Input for this task Block Start
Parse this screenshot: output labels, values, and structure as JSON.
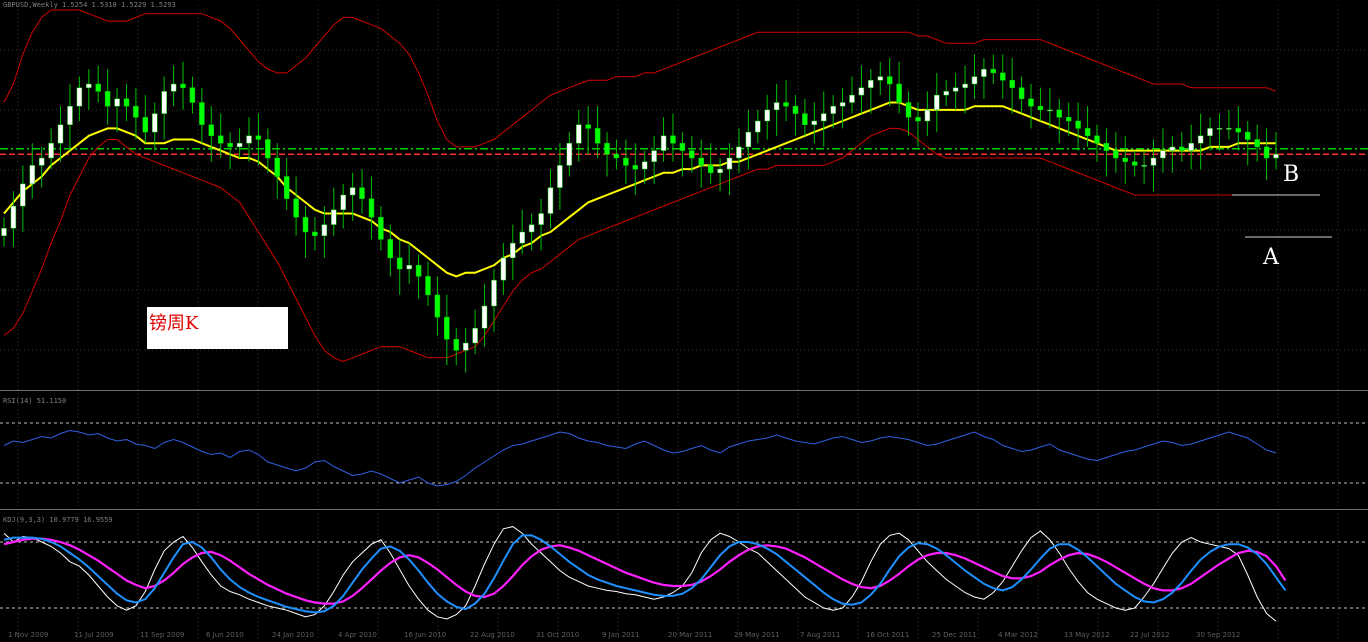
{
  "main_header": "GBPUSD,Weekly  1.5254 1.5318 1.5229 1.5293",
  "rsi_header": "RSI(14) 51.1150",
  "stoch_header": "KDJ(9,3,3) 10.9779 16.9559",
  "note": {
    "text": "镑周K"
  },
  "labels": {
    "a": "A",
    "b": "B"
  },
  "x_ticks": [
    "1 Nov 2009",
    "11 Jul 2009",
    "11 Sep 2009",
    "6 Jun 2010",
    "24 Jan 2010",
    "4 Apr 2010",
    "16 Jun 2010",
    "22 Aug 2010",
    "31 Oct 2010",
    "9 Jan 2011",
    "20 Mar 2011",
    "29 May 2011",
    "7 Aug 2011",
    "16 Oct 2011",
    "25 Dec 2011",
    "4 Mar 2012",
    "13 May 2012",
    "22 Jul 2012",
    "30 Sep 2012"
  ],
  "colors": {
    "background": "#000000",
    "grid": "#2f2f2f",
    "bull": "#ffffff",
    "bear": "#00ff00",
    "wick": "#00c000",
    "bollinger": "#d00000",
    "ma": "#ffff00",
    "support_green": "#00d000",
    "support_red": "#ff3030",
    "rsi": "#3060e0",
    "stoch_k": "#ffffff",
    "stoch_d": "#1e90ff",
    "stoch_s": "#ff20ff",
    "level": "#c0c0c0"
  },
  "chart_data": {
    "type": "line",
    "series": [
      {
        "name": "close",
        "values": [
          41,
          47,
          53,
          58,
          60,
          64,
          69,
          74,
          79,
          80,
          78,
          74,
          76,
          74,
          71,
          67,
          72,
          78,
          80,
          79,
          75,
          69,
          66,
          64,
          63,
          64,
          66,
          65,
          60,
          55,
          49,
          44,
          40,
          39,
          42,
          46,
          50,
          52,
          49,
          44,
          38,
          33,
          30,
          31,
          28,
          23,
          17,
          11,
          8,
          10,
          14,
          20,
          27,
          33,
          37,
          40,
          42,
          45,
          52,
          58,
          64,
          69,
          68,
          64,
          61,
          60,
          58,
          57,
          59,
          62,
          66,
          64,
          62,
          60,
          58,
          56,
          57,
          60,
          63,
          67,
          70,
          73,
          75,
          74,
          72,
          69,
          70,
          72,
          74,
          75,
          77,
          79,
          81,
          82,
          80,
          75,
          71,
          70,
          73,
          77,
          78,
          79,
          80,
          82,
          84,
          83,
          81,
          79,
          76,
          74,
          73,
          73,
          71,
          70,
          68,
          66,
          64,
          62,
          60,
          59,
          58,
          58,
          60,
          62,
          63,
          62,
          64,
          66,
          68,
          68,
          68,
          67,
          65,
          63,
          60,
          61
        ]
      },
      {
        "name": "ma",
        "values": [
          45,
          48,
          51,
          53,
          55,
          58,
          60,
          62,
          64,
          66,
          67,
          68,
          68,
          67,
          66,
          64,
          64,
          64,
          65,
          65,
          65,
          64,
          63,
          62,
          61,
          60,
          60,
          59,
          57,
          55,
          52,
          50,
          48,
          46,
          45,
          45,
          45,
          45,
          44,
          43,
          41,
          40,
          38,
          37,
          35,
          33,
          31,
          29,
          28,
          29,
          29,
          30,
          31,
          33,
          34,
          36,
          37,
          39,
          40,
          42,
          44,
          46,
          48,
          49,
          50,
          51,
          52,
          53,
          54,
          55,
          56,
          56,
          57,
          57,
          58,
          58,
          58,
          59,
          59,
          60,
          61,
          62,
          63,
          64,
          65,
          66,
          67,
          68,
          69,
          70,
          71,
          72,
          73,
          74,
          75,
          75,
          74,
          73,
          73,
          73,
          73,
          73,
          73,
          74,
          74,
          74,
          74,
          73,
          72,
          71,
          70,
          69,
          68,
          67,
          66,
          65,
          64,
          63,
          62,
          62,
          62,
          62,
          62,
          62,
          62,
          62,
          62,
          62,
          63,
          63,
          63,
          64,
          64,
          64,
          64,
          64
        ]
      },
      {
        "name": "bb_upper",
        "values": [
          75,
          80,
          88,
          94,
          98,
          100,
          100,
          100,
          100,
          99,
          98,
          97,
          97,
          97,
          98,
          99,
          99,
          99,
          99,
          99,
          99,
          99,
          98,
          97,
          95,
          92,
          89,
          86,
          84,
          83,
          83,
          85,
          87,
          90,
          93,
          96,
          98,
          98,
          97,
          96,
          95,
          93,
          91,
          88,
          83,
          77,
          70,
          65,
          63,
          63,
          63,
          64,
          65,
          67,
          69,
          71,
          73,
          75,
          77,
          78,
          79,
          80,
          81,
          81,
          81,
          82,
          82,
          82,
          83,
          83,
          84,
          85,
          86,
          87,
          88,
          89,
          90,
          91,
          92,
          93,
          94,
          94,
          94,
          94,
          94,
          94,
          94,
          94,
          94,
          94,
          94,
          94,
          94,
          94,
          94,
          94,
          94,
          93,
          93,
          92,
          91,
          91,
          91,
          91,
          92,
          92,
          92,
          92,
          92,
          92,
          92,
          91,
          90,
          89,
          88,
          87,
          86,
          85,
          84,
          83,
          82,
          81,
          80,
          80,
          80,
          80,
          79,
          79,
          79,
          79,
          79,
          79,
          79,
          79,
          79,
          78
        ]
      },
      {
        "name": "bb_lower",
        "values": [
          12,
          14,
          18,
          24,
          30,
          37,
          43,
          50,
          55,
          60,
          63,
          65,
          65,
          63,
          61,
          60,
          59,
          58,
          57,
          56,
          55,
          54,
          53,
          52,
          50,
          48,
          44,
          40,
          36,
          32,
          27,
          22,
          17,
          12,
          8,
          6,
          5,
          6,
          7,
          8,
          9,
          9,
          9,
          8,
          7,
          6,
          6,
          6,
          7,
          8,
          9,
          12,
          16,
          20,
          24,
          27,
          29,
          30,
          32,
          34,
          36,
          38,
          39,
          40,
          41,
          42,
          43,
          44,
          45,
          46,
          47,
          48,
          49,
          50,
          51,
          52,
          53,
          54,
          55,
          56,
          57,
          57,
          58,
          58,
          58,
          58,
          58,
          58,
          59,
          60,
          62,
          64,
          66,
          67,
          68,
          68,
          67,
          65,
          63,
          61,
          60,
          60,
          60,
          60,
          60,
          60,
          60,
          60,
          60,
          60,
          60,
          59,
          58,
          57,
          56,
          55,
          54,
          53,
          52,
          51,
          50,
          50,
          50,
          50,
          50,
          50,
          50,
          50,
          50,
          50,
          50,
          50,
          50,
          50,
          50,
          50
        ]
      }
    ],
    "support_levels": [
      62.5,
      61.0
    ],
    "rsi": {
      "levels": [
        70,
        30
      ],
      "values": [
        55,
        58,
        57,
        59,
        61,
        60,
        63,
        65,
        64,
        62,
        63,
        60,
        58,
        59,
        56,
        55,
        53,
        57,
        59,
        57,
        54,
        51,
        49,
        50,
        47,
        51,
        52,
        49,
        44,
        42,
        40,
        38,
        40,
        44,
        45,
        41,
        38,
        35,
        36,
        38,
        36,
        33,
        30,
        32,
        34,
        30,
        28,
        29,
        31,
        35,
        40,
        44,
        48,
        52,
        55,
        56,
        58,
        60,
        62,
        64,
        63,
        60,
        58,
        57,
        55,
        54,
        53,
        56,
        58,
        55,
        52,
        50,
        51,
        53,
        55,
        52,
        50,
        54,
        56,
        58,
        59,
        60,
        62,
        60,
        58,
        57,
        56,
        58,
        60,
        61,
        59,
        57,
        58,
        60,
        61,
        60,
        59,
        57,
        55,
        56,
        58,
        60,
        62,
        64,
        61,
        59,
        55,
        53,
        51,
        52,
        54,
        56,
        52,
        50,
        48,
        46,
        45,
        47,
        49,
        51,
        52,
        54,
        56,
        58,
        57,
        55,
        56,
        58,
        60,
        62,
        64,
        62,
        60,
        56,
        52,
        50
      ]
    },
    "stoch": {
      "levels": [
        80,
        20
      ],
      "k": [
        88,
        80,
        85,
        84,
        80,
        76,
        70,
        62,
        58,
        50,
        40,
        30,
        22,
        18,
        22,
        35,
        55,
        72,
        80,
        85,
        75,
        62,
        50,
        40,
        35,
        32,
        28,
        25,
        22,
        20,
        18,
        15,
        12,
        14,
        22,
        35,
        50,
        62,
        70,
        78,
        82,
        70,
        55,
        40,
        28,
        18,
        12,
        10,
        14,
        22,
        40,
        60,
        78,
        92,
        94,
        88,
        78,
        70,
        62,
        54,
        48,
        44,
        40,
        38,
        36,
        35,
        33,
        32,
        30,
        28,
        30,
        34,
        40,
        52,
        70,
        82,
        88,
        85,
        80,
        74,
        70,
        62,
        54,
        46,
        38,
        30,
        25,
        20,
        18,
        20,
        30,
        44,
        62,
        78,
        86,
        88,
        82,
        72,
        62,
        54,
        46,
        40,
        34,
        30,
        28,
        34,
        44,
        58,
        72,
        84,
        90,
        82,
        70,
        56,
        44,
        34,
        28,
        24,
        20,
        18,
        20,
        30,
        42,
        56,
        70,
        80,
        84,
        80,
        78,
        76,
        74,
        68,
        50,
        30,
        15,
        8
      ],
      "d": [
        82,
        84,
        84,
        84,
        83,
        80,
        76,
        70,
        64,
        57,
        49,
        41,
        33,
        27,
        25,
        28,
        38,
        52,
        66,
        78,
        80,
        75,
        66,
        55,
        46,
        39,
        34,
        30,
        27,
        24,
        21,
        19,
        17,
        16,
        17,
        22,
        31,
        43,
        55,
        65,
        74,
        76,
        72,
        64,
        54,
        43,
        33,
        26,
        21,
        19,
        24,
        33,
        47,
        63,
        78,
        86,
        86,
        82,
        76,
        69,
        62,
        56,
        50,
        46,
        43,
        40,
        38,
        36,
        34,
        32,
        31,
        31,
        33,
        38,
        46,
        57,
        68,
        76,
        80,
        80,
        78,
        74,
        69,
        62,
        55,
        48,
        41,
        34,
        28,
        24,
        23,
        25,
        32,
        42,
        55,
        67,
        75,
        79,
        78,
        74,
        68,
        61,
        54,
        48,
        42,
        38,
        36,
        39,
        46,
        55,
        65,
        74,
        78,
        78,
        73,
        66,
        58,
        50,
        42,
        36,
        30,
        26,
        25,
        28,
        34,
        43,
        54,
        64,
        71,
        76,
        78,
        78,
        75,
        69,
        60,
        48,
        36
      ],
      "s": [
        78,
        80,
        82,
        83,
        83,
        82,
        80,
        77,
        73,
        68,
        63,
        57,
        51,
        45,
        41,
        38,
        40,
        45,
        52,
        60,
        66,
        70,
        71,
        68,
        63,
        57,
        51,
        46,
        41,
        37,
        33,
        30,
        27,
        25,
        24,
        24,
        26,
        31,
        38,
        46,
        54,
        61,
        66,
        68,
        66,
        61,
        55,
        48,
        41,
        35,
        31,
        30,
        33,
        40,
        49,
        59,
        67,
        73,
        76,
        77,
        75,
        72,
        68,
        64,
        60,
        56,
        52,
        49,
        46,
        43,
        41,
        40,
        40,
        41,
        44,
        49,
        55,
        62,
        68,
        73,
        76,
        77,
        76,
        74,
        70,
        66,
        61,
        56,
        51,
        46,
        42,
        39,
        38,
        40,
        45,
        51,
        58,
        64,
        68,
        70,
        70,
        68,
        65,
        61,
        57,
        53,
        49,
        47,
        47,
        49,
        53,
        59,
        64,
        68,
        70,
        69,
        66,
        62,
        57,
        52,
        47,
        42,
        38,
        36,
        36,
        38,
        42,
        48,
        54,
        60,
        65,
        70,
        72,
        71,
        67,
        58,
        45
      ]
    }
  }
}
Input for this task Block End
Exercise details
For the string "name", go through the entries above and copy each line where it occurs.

The answer
        "name": "close",
        "name": "ma",
        "name": "bb_upper",
        "name": "bb_lower",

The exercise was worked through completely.